The future of humanity looks worryingly forgetful. The number of people suffering Alzheimer's disease and other forms of dementia is set to double over the next 20 years, according to a new report published yesterday.
The report, published by Alzheimer's Disease International, is based on research carried out by a team led by Professor Martin Prince from the Institute of Psychiatry at King's College London. It predicts that 35 million people will suffer from dementia by 2010, but that that figure will rise to 65.7 million by 2030, and then to upwards of 115 million by 2050, and calls upon the World Health Organization to make dementia a priority for research, in the hopes of lessening pressure on sufferers and caregivers, according to Marc Wortmann, ADI's executive director:

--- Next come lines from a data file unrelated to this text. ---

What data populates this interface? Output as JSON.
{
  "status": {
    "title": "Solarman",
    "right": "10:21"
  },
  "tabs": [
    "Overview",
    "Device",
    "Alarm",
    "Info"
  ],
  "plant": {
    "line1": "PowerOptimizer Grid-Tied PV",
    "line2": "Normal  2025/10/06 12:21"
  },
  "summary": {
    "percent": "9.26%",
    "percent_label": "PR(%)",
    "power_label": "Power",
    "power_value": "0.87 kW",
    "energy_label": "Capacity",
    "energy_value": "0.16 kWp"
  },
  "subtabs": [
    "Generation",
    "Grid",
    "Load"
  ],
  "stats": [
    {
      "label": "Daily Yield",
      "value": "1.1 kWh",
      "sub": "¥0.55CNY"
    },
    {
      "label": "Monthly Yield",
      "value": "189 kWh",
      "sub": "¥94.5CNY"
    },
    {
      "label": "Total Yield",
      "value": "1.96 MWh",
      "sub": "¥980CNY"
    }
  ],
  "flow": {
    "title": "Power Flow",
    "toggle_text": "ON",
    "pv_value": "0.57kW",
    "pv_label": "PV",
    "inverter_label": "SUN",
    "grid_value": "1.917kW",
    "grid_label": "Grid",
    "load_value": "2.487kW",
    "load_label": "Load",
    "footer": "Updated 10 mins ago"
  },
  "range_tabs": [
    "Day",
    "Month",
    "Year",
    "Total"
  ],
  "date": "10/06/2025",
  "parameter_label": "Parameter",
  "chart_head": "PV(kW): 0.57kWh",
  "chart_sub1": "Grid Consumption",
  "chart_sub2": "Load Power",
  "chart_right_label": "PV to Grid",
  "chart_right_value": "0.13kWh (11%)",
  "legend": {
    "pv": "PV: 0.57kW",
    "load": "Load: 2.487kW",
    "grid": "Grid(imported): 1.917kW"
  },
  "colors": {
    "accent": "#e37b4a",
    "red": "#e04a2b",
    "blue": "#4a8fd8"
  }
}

The crisis of dementia and Alzheimer's can no longer be ignored. Unchecked Alzheimer's will impose enormous burdens on individuals, families, healthcare infrastructures and the global economy... There is hope yet, if action is taken now to fund improvements in dementia care services, and to increase investment in research.
Dementia cases to double in next 20 years, say researchers [Guardian.co.uk]